Heirloom tomatoes are all the rage today. You’ll find them at farmers’ markets and up-scale restaurants. Everyone seems to be talking about heirloom tomatoes.
Personally, when I choose tomatoes (and many other plants) to grow in the garden I don’t look for heirlooms; I look for F1 hybrids. So while heirlooms tomatoes are getting all of the attention right now, I want to explain why I grow hybrids.
Heirlooms are plant varieties that have been around for a long time. In the case of tomatoes, the plants have been selected by gardeners and farmers for certain traits, for example, taste. Each year seeds are collected from the tastiest tomatoes until a fairly stable variety is developed. These tomatoes often have interesting shapes and colors. If you want to save seeds from this year’s tomatoes to plant next year, heirlooms let you do this.
F1 hybrid plants are different. These are made by taking two parent plants and crossing them – putting the pollen of one plant onto the pistil of the other plant. The resulting seed is an F1 hybrid – F1 stands for filial 1, the first generation of a cross. These hybrids combine the best of both parents. For example, a good tasting tomato is crossed with a blight resistant tomato to produce a uniform F1 hybrid that tastes good and is blight resistant. Plant breeders work for years to produce the best F1 hybrids. These seeds cost more than heirloom seeds because of the work involved in crossing the plants and you can’t save the seeds. If you do, the resulting plants will lose their uniformity and revert back to the parental lines.
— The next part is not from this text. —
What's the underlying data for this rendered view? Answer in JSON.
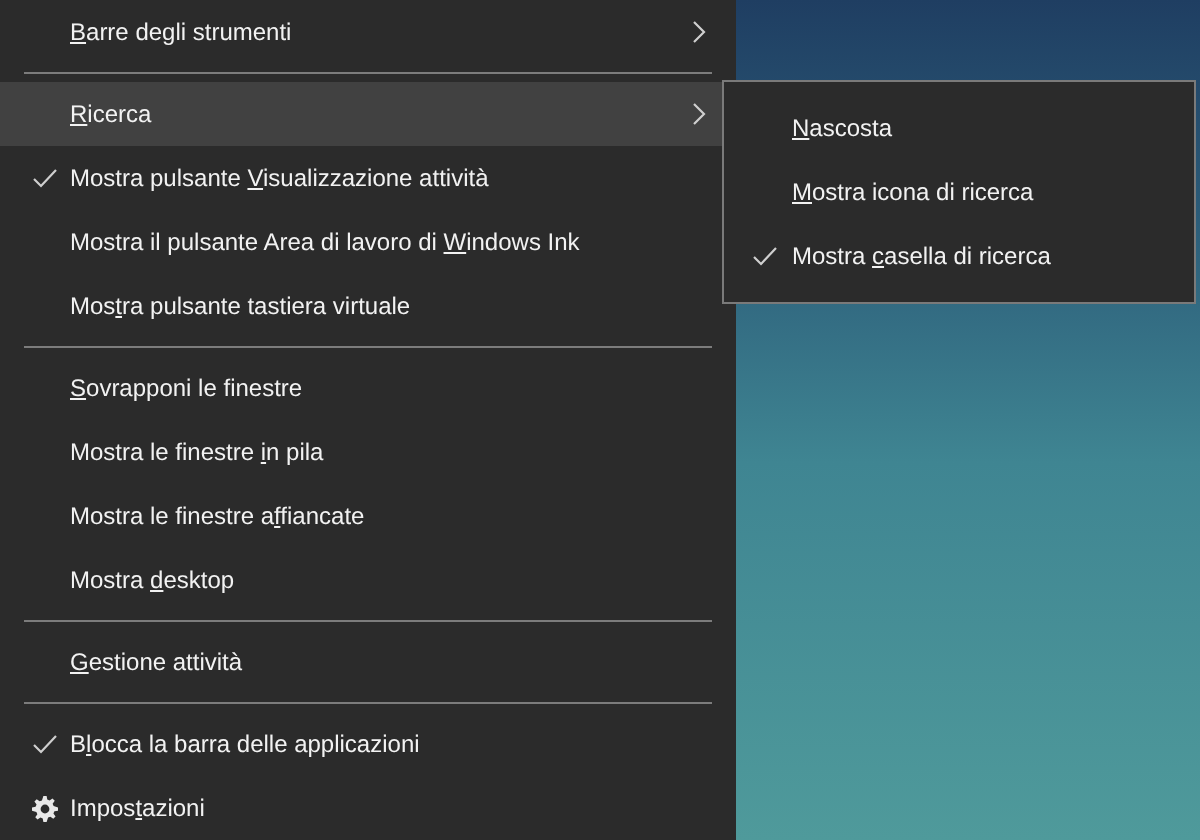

I’m an F1 hybrid tomato grower and here are some reasons why.
I spent my college years studying plant breeding and worked 2 summers in the corn breeding program at Harris Seeds. I appreciate the science and artistry that goes into producing F1 hybrids. Because of this, I’ll be the first to admit that I’m biased when it comes to hybrids!
But it’s not just my personal history that makes me choose them. I appreciate that F1 hybrid tomatoes offer levels of disease resistance that aren’t found in heirlooms. The Johnny Seeds catalogue has pages of tomatoes from which to choose. All of the F1 hybrid tomatoes have various levels of resistance to blight and other diseases. The heirlooms that Johnny sells are described in terms of taste and size – disease resistance isn’t mentioned because it’s seldom present in heirloom varieties.
The other reason that I like hybrids is because of a phenomenon called “hybrid vigor.” Early plant breeders noticed that F1 hybrids grew better than their individual parental lines. The act of crossing two plants produces progeny that are much more vigorous. Scientists still can’t explain exactly why this happens but it does. F1 hybrid tomatoes produce more fruit than heirlooms because of hybrid vigor.
So that’s why I grow F1 hybrid tomatoes. I appreciate the disease resistance of these plants. The uniformity of hybrids and their vigor are important to me. But if I was looking for unusual tomato shapes and colors, if I wanted to grow plants that my grandparents might have grown or if I liked to save my own seeds, I’d grow heirlooms.
Whether you grow tomatoes that are heirloom or F1 hybrid, one thing is certain – home-grown tomatoes taste better than anything you can buy in the grocery store!